University starts diversity initiatives
T he new academic year begins with a renewed commitment on the River Campus to understanding the perspectives of individuals from diverse cultures and backgrounds.
Paul Burgett, vice president and University dean of students, Richard Miller, Jr., senior vice president and chief operating officer, and other University administrators have begun examining ways to encourage a more inclusive community among students, faculty, and staff.
Within that context, the discussion of such issues among University staff is being reviewed. As an early priority, work is under way with University security staff for additional training programs to provide support amidst a culturally and ethnically diverse student population. A similar in-service training module will be made available to all service staff later on.
The new initiatives were spurred, in part, by an April 30 incident at Rush Rhees Library involving minority students and security staff. The event escalated to the point where city police were called and four students were arrested.

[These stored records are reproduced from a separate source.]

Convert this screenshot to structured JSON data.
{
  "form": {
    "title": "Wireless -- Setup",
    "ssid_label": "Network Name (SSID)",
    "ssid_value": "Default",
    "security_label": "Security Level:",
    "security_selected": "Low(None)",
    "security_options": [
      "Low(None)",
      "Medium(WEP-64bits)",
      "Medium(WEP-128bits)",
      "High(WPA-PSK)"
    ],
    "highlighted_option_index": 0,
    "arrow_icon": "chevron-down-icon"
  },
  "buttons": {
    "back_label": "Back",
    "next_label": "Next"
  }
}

Immediately after the event, a task group to examine the incident was convened by President Thomas Jackson. In addition to Burgett and Miller, the group included Director of the Office of Minority Affairs Norman Burnett and senior Sean Vereen. On May 11, Jackson wrote a letter to the University community to report that the security officers' initial reaction unintentionally resulted in increased disorder rather than the restoration of an orderly environment. While it was not believed that the officers' actions were purposely racially based, minority students involved in this incident felt they were being dealt with in such a manner.
Jackson offered an apology to the students involved, and the University immediately began working with local officials to have the charges against the four students dropped.

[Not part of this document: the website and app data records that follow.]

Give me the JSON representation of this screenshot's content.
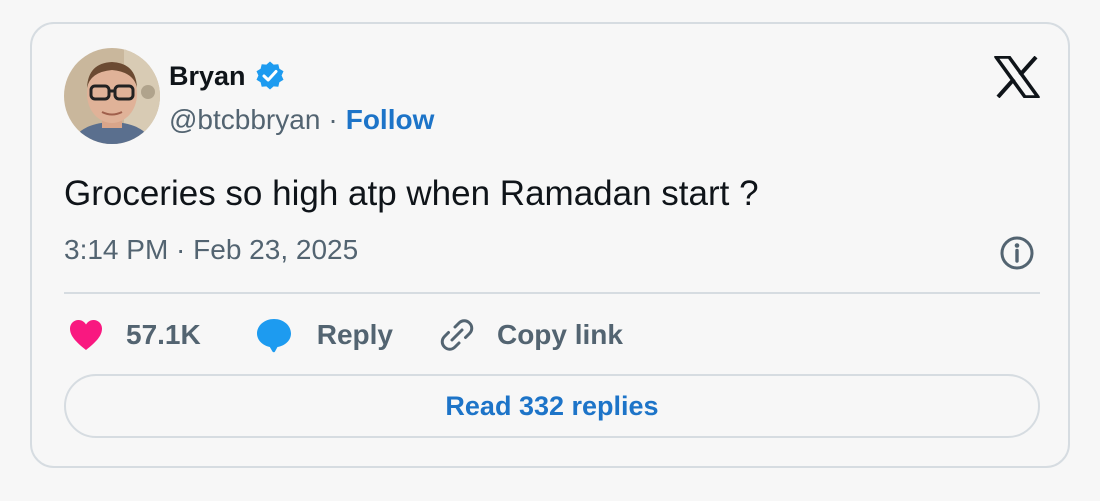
{
  "author": {
    "name": "Bryan",
    "handle": "@btcbbryan",
    "separator": "·",
    "follow_label": "Follow",
    "verified": true
  },
  "icons": {
    "verified": "verified-badge-icon",
    "platform_logo": "x-logo-icon",
    "info": "info-icon",
    "like": "heart-icon",
    "reply": "reply-bubble-icon",
    "copy": "link-icon"
  },
  "tweet": {
    "text": "Groceries so high atp when Ramadan start ?",
    "timestamp": "3:14 PM · Feb 23, 2025"
  },
  "actions": {
    "like_count": "57.1K",
    "reply_label": "Reply",
    "copy_link_label": "Copy link"
  },
  "read_replies_label": "Read 332 replies",
  "colors": {
    "accent": "#1d74c8",
    "verified": "#1d9bf0",
    "like": "#f91880",
    "muted": "#536471",
    "text": "#0f1419",
    "border": "#d6dce1"
  }
}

"Individuals of all backgrounds are welcome here as full members of our community," Jackson said in his letter to the community. "Actions by any University community member that make another member or group feel unwelcome for reasons of ethnicity or culture are not acceptable."
These recent actions are among several steps taken in recent months. In February, Jackson met with minority student leaders during a peaceful "sit-in" at Wallis Hall. At that time, he agreed to intensify efforts to increase diversity and promote awareness of cultural issues. Also, Jackson has directed his own senior administrative staff to exercise greater initiative in attracting a more diverse work force among new staff who are hired. Success in doing so will be taken into account in annual performance reviews of the vice presidents.

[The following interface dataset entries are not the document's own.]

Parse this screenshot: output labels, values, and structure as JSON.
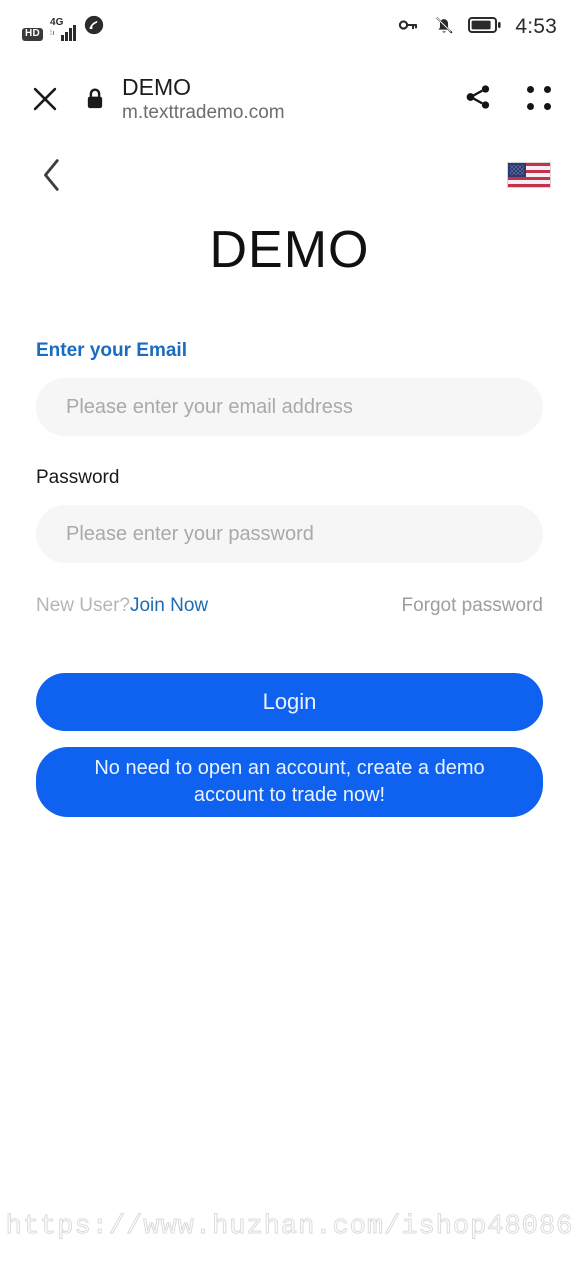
{
  "status_bar": {
    "hd_label": "HD",
    "network_label": "4G",
    "signal_icon": "signal-bars-icon",
    "hotspot_icon": "hotspot-icon",
    "vpn_key_icon": "key-icon",
    "mute_icon": "bell-muted-icon",
    "battery_icon": "battery-icon",
    "time": "4:53"
  },
  "browser": {
    "close_icon": "close-icon",
    "lock_icon": "lock-icon",
    "site_title": "DEMO",
    "site_url": "m.texttrademo.com",
    "share_icon": "share-icon",
    "menu_icon": "grid-menu-icon"
  },
  "page": {
    "back_icon": "chevron-left-icon",
    "language_flag": "us-flag-icon",
    "brand": "DEMO",
    "email": {
      "label": "Enter your Email",
      "placeholder": "Please enter your email address",
      "value": ""
    },
    "password": {
      "label": "Password",
      "placeholder": "Please enter your password",
      "value": ""
    },
    "helpers": {
      "new_user": "New User?",
      "join_now": "Join Now",
      "forgot_password": "Forgot password"
    },
    "buttons": {
      "login": "Login",
      "demo_account": "No need to open an account, create a demo account to trade now!"
    }
  },
  "watermark": "https://www.huzhan.com/ishop48086",
  "colors": {
    "primary_blue": "#0f62f0",
    "label_blue": "#1a6cc0",
    "link_blue": "#1f6bb3",
    "input_bg": "#f6f6f7",
    "placeholder": "#a9a9ad"
  }
}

| UR Home |
Currents home page |
Maintained by University Public Relations
Please send your comments and suggestions to: Public Relations.
Last updated 7-30-1999
| UR Home | Currents home page | Mail | Search |